    Wheels help, but only "so" much.

    I don't know what your design is but I'd suggest using 2x4s only for the part of the frame that actually sits on the ground -- use 2x2s for the rest, and the lightest plywood you can get away with, and a plastic or metal roof. Use clever bracing and good engineering to get your rigidity without weight.

    Good luck, have fun,

    Pat
     
  8. danielbrown

    danielbrown Chillin' With My Peeps

    590
    0
    139
    Feb 27, 2009
    Spartanburg, sc
    Quote:I just happen to be thinking about how to do the very same thing.
    Would you mind posting some pics of your setup?
     
  9. Davaroo

    Davaroo Poultry Crank

    5,518
    72
    308
    Feb 4, 2007
    Leesville, SC
    Quote:I just happen to be thinking about how to do the very same thing.
    Would you mind posting some pics of your setup?

    Sure, I'll get to it tomorrow - gotta go to work now. Once thats done, Ill tell you how to get the plans for yourself.
    The guy who invented the tractor I use may not be a genius (so he says) - but, he's pretty danged good if you ask me.
     
  10. azelgin

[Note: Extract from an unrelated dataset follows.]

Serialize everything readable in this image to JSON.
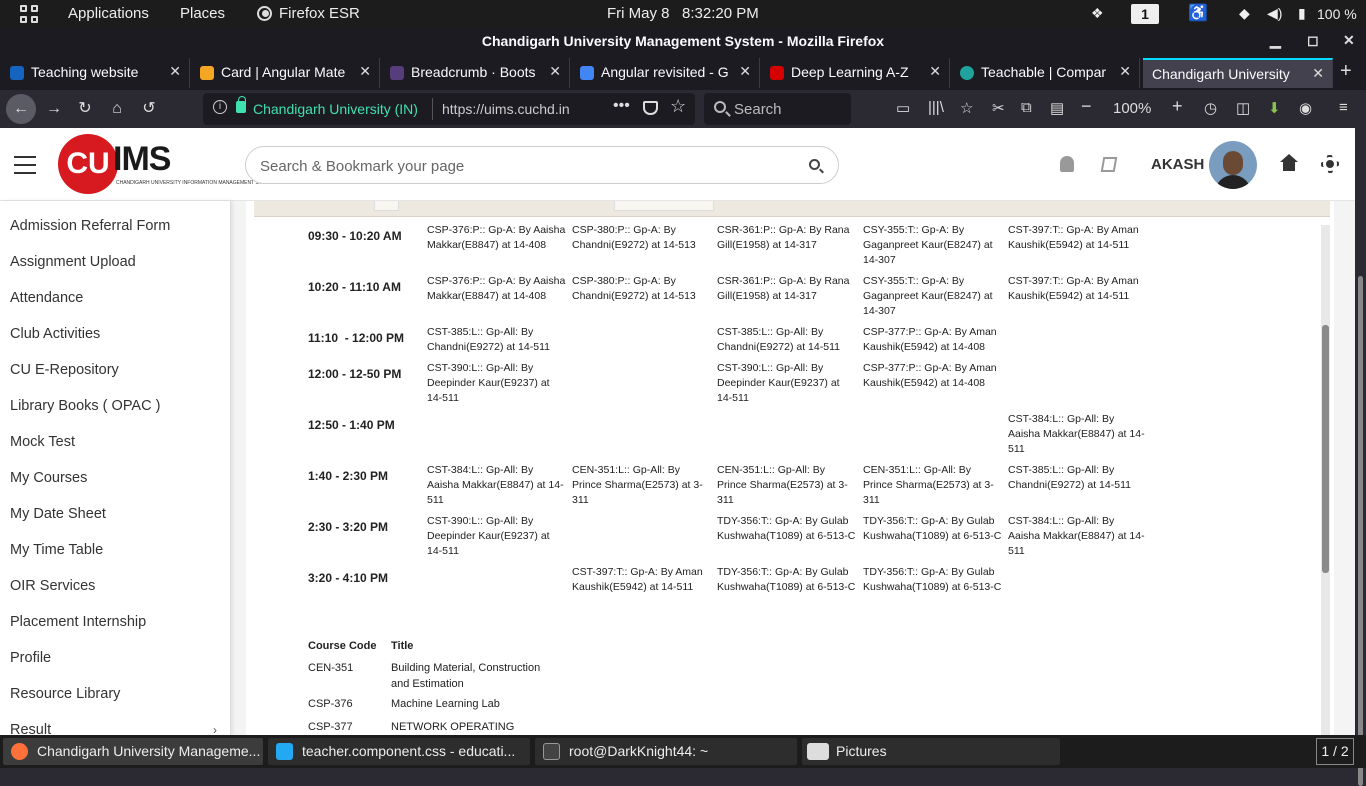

    azelgin Chillin' With My Peeps

    1,277
    45
    193
    Jan 18, 2008
    S.E. AZ
    Here's a rinky dink tractor I threw together. I'll be the first to admit it has a few drawbacks ( the worst being hard to access). But, it's 3' x 10' and weighs at the most 150#. No wheels, or floor of any kind. No nest box, just a roost (Bob's bachelor pad). I just drag it around to where I want it. I really should stake it to the ground. I thought the wind would have picked it up and set Bob free by now. It's been site tested to 50mph gusts (lost the coffee can feed protector and a few dead trees is all). Maybe, the low profile, compined with the ridge cap design, is providing some sort of aerodynamic lift spoiling effect. [​IMG] It's built out of 2 x 2s and 2 x 3s. I have a wide crown staple gun, like the type used to assemble the framing for RVs, that holds it all together. The door has a diagonal brace, that stiffens it when closed. Total cost was about $30. Scrap roofing from other construction jobs and scrounging kept the costs low. Bob is hoping the next big wind storm will set him free. [​IMG]I'll update, with the esimated wind speed at lift off, when it occurs.
    [​IMG]
     

BackYard Chickens is proudly sponsored by